Aim of the task
Repeat the listing below verbatim, without its images.

··········

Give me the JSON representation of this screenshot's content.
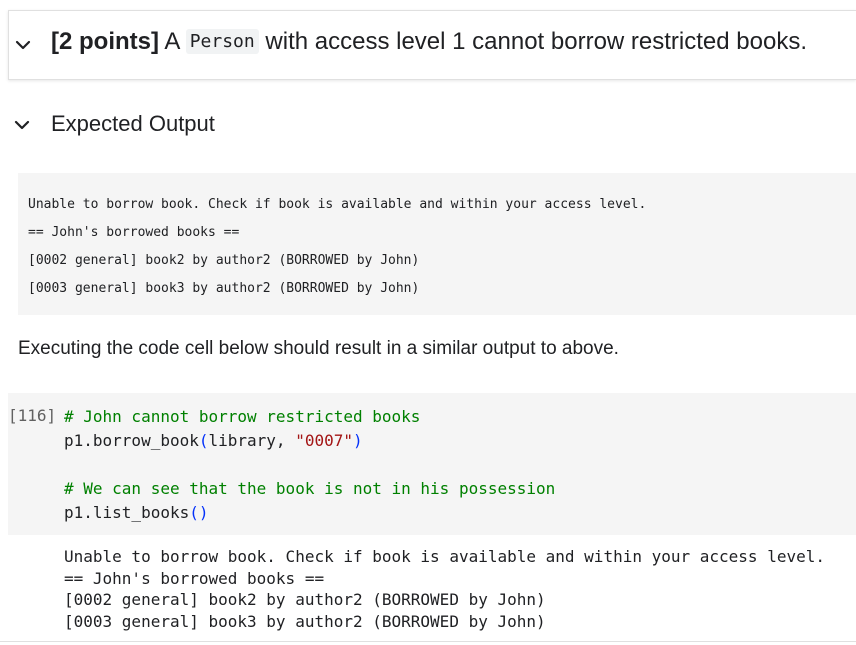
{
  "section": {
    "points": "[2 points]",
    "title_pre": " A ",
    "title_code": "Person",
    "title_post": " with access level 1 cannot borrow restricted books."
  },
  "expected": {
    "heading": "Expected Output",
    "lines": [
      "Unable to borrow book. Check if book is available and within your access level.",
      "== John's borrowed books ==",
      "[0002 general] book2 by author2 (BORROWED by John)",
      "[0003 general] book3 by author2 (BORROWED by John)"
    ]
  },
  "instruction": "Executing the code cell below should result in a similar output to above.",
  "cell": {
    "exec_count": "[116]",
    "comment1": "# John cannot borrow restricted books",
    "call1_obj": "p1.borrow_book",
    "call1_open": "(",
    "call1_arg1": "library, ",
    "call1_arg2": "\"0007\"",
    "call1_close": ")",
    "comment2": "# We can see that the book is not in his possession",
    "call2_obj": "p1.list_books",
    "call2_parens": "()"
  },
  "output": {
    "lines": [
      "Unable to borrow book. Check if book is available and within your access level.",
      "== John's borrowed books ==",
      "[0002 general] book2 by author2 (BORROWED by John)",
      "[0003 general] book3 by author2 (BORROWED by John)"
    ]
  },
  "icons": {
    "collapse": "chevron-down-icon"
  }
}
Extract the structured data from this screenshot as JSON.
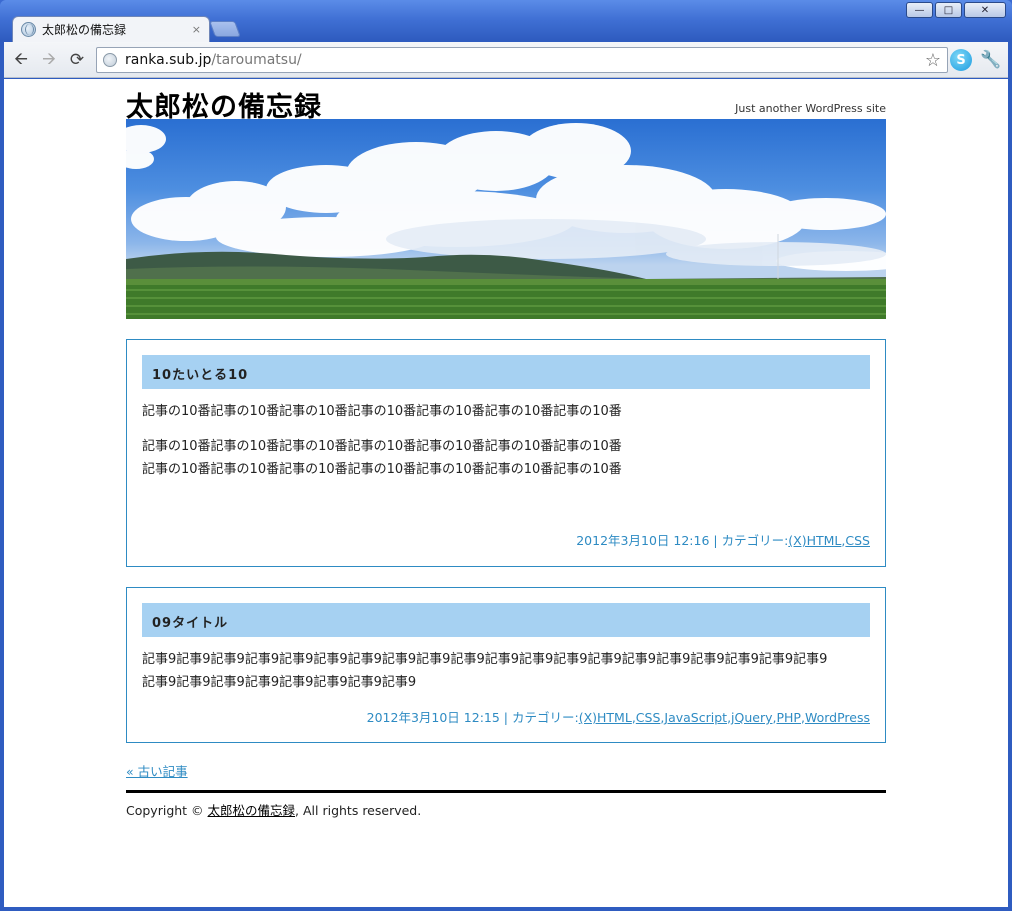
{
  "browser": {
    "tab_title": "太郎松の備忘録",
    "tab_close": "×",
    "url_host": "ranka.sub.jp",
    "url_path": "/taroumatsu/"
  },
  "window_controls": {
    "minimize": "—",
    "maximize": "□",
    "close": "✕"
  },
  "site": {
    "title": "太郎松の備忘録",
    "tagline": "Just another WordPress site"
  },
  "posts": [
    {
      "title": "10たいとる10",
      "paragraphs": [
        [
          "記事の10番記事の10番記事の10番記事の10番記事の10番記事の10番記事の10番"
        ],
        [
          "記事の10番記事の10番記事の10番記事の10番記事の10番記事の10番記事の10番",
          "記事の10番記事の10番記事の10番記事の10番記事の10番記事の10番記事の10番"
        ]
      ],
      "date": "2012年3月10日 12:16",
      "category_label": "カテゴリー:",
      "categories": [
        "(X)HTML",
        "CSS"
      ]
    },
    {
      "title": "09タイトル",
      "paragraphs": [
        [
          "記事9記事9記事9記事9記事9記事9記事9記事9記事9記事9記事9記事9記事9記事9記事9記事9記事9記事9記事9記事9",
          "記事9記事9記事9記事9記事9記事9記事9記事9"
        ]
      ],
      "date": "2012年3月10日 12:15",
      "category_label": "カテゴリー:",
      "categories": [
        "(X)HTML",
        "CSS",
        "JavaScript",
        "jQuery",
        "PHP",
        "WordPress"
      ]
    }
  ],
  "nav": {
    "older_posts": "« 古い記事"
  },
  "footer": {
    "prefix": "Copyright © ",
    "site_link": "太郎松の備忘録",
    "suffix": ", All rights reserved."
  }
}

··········

Response box
Give me the JSON representation of this screenshot's content.
{
  "section": {
    "points": "[2 points]",
    "title_pre": " A ",
    "title_code": "Person",
    "title_post": " with access level 1 cannot borrow restricted books."
  },
  "expected": {
    "heading": "Expected Output",
    "lines": [
      "Unable to borrow book. Check if book is available and within your access level.",
      "== John's borrowed books ==",
      "[0002 general] book2 by author2 (BORROWED by John)",
      "[0003 general] book3 by author2 (BORROWED by John)"
    ]
  },
  "instruction": "Executing the code cell below should result in a similar output to above.",
  "cell": {
    "exec_count": "[116]",
    "comment1": "# John cannot borrow restricted books",
    "call1_obj": "p1.borrow_book",
    "call1_open": "(",
    "call1_arg1": "library, ",
    "call1_arg2": "\"0007\"",
    "call1_close": ")",
    "comment2": "# We can see that the book is not in his possession",
    "call2_obj": "p1.list_books",
    "call2_parens": "()"
  },
  "output": {
    "lines": [
      "Unable to borrow book. Check if book is available and within your access level.",
      "== John's borrowed books ==",
      "[0002 general] book2 by author2 (BORROWED by John)",
      "[0003 general] book3 by author2 (BORROWED by John)"
    ]
  },
  "icons": {
    "collapse": "chevron-down-icon"
  }
}
Extract the structured data from this screenshot as JSON.
{
  "browser": {
    "tab_title": "太郎松の備忘録",
    "tab_close": "×",
    "url_host": "ranka.sub.jp",
    "url_path": "/taroumatsu/"
  },
  "window_controls": {
    "minimize": "—",
    "maximize": "□",
    "close": "✕"
  },
  "site": {
    "title": "太郎松の備忘録",
    "tagline": "Just another WordPress site"
  },
  "posts": [
    {
      "title": "10たいとる10",
      "paragraphs": [
        [
          "記事の10番記事の10番記事の10番記事の10番記事の10番記事の10番記事の10番"
        ],
        [
          "記事の10番記事の10番記事の10番記事の10番記事の10番記事の10番記事の10番",
          "記事の10番記事の10番記事の10番記事の10番記事の10番記事の10番記事の10番"
        ]
      ],
      "date": "2012年3月10日 12:16",
      "category_label": "カテゴリー:",
      "categories": [
        "(X)HTML",
        "CSS"
      ]
    },
    {
      "title": "09タイトル",
      "paragraphs": [
        [
          "記事9記事9記事9記事9記事9記事9記事9記事9記事9記事9記事9記事9記事9記事9記事9記事9記事9記事9記事9記事9",
          "記事9記事9記事9記事9記事9記事9記事9記事9"
        ]
      ],
      "date": "2012年3月10日 12:15",
      "category_label": "カテゴリー:",
      "categories": [
        "(X)HTML",
        "CSS",
        "JavaScript",
        "jQuery",
        "PHP",
        "WordPress"
      ]
    }
  ],
  "nav": {
    "older_posts": "« 古い記事"
  },
  "footer": {
    "prefix": "Copyright © ",
    "site_link": "太郎松の備忘録",
    "suffix": ", All rights reserved."
  }
}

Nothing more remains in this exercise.